One of the easiest projects we’ve done in the trailer is to replace our Dometic 300 toilet with the upgraded 310 version. 

The 300 is made of plastic while the 310 has a ceramic bowl, which my wife insists provides a more secure seating surface.  The 300 just dumps water in the bowl to wash out the waste while the 310 uses a “vortex flush pattern” to swirl the incoming water around to better clean the bowl. 

Best of all, the 300 has a cheap feeling plastic lid while the 310 boasts a nice solid wooden seat/lid of the slow-close variety.  Just give it a flick and it slowly and quietly closes on its own.  My wife loves that so much that she’s begged me not to put the toilet seat down so she can do it herself. 

Just kidding.

A number of lucky trailer owners had defective 300-series toilets that caused their bathrooms to smell worse than a Texas feedlot.  Under the Dometic warranty, they were able to upgrade to the 310 toilets for a mere $75.  We had to pay for ours, which we got on sale at Camping World for only twice that amount.

Installation was a one-beer breeze.  I just unbolted the old toilet and bolted on the new, adjusting the angle slightly to fit the space.  It’s now traveled thousands of miles with nary a problem.

Of course, with the good comes the bad.  My wife liked the slow-close seats/lids so much, I got to play Mr. Plumber for a day, replacing every toilet seat at home with the slow-close versions.  That project, of course, warranted a few more beers.  

One of the big reasons we wanted to upgrade from our little A-frame folding trailer to a Micro Lite was so we would have an actual bathroom with a toilet and separate shower. Here are some of the improvements we’ve made to that shower.

One of our first upgrades was to ditch the origial shower sprayer.

We replaced the stock spray head with an Oxygenics sprayer. We went cheap and installed the white standard model #26781, which cost about $40 from Amazon. It provides a much more pleasant spray and supposedly uses less water. Installation involves little more than unscrewing the old hose and screwing on the new.

If I had it to do over, I might opt for one of the more upscale Oxygenics sprayers, but this works fine.

The cheap plastic clip provided with the Oxygenics sprayer would not hold the shower head in the desired position, so we replaced it with a rotatable aluminum bracket, which cost about $10 from Amazon. With it, the shower head stays nicely in position.

The Oxygenics shower sprayer has an on/off push button for use when taking sailor showers. It’s designed to allow a minor flow when closed, supposedly so the water temperature stays constant. That’s not an issue when camping with full hookups, but when boonie camping, that constant dripping is wasted water doing nothing more than filling the gray water tank.

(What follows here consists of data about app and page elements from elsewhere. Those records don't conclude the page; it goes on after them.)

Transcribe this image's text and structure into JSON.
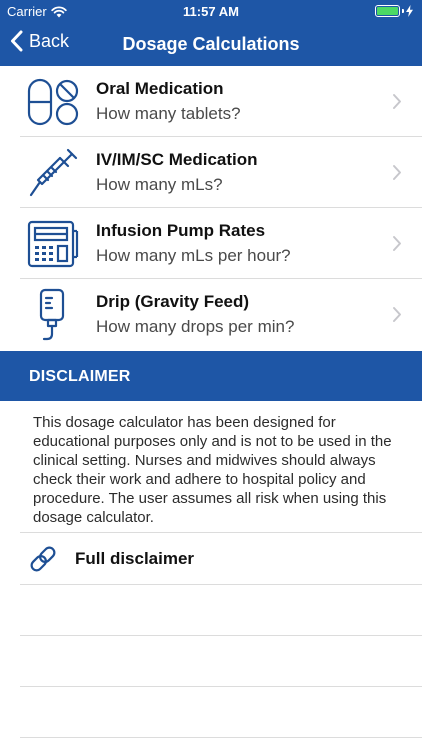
{
  "status_bar": {
    "carrier": "Carrier",
    "time": "11:57 AM"
  },
  "nav": {
    "back_label": "Back",
    "title": "Dosage Calculations"
  },
  "menu": {
    "items": [
      {
        "title": "Oral Medication",
        "subtitle": "How many tablets?",
        "icon": "pills-icon"
      },
      {
        "title": "IV/IM/SC Medication",
        "subtitle": "How many mLs?",
        "icon": "syringe-icon"
      },
      {
        "title": "Infusion Pump Rates",
        "subtitle": "How many mLs per hour?",
        "icon": "infusion-pump-icon"
      },
      {
        "title": "Drip (Gravity Feed)",
        "subtitle": "How many drops per min?",
        "icon": "iv-drip-bag-icon"
      }
    ]
  },
  "disclaimer": {
    "heading": "DISCLAIMER",
    "text": "This dosage calculator has been designed for educational purposes only and is not to be used in the clinical setting. Nurses and midwives should always check their work and adhere to hospital policy and procedure. The user assumes all risk when using this dosage calculator.",
    "full_link_label": "Full disclaimer"
  },
  "colors": {
    "brand_blue": "#1e56a6",
    "icon_blue": "#1e4f94",
    "battery_green": "#4cd964"
  }
}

To cut down on water waste, we installed a KES chrome shutoff valve (about $11 from Amazon) on the shower line. Flip the lever to the left and no water flows through the pipe. Flip it all the way to the right and the flow is full. Anything in between moderates the flow to any desired pressure. We love this thing, and have never had an issue with water temperature not being constant.

After the first few camping trips in the new trailer, we found we were collecting hair in the shower drain.

To solve the problem, we picked up a package of cheap drain strainers, probably from the Dollar Store. We leave the plug in the drain while traveling. When we get to camp, the plug comes out and the strainer goes in. No more hair in the drain issues.

To provide a place to hang wet sox and dainties, the female half of the family wanted a retractable clothesline across the shower (about $15 from Amazon). It turns out this was pretty much a waste. Instead of pulling out the line, she has found it is more convenient to simply hang the wet items over the shower door.

Finally, we added some command hooks to the shower stall walls for hanging wash cloths, a back brush and a shower squeegee.